### Web page and app entries:
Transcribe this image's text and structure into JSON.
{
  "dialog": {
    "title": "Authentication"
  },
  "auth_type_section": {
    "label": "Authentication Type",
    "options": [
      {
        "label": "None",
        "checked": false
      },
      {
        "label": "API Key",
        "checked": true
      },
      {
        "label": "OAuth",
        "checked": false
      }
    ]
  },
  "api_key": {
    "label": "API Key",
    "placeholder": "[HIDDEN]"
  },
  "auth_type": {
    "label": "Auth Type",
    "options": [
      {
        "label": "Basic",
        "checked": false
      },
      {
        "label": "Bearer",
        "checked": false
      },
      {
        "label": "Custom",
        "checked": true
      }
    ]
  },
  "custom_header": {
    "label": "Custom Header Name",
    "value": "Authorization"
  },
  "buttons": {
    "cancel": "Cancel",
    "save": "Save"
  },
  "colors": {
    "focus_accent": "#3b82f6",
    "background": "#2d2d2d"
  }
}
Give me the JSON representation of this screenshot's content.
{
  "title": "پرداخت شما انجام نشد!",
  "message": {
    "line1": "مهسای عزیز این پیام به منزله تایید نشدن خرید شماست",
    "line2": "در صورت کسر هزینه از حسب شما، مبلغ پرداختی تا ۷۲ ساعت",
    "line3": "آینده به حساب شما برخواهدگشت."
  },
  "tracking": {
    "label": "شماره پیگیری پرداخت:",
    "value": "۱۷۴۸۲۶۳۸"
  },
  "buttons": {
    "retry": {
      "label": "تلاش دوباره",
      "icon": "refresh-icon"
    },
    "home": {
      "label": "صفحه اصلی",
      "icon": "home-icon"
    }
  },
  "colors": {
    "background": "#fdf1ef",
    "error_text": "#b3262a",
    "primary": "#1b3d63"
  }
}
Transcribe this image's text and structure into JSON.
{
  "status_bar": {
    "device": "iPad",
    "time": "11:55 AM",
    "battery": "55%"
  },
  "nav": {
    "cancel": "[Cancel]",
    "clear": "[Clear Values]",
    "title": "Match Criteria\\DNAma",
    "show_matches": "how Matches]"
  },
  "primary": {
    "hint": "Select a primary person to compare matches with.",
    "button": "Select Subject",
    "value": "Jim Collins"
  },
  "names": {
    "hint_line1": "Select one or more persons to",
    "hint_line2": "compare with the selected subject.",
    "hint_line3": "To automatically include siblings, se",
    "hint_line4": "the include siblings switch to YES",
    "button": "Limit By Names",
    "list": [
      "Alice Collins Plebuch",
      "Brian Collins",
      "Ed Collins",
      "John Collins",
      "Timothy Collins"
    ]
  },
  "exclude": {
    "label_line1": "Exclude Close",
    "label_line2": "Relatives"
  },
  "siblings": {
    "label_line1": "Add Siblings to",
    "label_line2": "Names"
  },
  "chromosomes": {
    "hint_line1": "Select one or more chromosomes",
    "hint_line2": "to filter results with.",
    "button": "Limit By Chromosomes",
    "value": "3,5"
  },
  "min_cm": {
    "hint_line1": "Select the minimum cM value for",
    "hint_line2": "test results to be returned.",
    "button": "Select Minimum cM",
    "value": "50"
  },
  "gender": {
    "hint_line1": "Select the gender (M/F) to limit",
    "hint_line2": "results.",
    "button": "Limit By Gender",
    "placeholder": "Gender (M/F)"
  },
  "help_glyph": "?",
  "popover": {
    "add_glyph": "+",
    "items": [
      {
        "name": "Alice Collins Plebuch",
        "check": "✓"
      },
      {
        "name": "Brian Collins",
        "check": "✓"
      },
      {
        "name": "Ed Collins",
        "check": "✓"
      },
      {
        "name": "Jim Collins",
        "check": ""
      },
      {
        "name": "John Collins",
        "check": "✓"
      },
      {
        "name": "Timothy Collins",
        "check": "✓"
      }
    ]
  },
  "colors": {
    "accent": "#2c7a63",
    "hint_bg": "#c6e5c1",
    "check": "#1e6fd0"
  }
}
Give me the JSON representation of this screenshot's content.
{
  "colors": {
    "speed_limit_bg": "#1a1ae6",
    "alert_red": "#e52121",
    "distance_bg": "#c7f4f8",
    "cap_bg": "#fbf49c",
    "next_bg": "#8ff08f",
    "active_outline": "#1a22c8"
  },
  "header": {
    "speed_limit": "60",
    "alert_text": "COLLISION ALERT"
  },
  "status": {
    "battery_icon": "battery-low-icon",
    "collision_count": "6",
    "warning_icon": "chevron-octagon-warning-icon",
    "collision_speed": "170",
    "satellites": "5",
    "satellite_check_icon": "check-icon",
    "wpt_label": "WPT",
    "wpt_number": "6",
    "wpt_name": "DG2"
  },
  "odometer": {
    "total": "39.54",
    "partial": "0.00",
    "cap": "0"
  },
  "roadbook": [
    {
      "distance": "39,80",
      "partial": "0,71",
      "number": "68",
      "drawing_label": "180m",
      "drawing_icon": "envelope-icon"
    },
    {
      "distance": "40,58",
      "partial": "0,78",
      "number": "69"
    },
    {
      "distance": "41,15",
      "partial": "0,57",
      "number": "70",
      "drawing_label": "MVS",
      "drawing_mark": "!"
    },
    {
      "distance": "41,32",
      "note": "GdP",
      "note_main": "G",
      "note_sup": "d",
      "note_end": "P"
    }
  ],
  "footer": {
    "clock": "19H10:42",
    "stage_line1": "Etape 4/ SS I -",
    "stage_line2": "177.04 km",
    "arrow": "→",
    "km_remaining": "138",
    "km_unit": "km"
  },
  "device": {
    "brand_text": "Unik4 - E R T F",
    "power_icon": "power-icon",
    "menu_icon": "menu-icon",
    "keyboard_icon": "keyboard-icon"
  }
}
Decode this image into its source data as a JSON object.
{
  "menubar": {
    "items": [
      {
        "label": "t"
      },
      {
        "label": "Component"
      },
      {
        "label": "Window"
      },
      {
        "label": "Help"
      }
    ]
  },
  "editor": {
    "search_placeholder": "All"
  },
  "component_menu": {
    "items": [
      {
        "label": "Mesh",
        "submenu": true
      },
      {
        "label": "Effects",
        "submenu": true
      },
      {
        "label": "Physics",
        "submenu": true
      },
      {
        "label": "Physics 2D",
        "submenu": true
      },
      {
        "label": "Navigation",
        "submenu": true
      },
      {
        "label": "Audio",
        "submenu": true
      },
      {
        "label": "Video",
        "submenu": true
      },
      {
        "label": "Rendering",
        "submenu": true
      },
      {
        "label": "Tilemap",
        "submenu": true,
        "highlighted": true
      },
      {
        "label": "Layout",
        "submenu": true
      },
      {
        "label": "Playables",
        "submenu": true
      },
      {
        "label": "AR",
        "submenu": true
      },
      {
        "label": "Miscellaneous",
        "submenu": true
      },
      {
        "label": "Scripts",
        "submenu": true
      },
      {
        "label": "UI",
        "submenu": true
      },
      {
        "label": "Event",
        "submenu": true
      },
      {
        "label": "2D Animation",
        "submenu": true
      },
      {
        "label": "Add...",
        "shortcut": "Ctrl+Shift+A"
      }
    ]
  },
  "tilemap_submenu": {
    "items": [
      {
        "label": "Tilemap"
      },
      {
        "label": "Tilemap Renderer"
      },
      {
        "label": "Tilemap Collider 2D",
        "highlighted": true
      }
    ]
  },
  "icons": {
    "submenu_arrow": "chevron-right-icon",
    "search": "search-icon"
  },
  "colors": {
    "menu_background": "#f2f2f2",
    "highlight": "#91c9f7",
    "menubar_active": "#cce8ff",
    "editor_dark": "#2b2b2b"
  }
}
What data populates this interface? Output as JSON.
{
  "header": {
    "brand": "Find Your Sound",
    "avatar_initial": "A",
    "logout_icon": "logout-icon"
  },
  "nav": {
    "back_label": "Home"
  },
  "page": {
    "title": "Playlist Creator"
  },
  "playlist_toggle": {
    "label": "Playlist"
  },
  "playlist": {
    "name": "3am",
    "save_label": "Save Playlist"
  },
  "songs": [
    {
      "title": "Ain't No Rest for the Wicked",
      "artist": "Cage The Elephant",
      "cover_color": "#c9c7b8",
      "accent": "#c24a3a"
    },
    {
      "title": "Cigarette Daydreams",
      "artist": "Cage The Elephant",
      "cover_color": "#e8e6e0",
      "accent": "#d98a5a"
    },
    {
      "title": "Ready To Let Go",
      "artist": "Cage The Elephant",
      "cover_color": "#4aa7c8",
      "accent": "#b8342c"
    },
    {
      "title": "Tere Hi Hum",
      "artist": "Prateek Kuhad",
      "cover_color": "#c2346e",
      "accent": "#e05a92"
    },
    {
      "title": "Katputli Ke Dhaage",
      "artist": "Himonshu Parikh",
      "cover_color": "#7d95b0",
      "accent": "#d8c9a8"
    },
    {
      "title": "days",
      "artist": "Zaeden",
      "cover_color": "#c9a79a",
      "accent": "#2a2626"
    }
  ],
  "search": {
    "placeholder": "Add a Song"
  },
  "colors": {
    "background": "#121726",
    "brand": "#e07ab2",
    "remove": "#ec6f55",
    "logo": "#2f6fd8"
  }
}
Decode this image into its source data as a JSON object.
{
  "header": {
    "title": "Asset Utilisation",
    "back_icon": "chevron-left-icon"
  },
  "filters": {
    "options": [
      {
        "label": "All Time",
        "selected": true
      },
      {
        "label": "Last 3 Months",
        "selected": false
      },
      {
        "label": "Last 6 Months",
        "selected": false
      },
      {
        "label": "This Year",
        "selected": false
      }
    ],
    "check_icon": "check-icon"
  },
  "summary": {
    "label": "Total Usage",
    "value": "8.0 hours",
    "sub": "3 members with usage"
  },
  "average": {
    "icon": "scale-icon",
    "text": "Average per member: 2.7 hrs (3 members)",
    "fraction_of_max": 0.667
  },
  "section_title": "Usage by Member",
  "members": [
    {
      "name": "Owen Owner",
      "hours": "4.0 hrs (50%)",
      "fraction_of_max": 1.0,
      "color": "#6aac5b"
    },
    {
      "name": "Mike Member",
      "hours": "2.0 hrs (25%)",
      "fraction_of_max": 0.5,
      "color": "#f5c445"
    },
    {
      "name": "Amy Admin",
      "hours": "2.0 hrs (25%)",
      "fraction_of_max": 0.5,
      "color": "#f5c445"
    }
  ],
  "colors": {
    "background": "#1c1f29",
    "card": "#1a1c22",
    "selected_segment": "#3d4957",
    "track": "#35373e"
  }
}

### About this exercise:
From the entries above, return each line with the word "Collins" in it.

### Solved exercise:
    "value": "Jim Collins"
      "Alice Collins Plebuch",
      "Brian Collins",
      "Ed Collins",
      "John Collins",
      "Timothy Collins"
        "name": "Alice Collins Plebuch",
        "name": "Brian Collins",
        "name": "Ed Collins",
        "name": "Jim Collins",
        "name": "John Collins",
        "name": "Timothy Collins",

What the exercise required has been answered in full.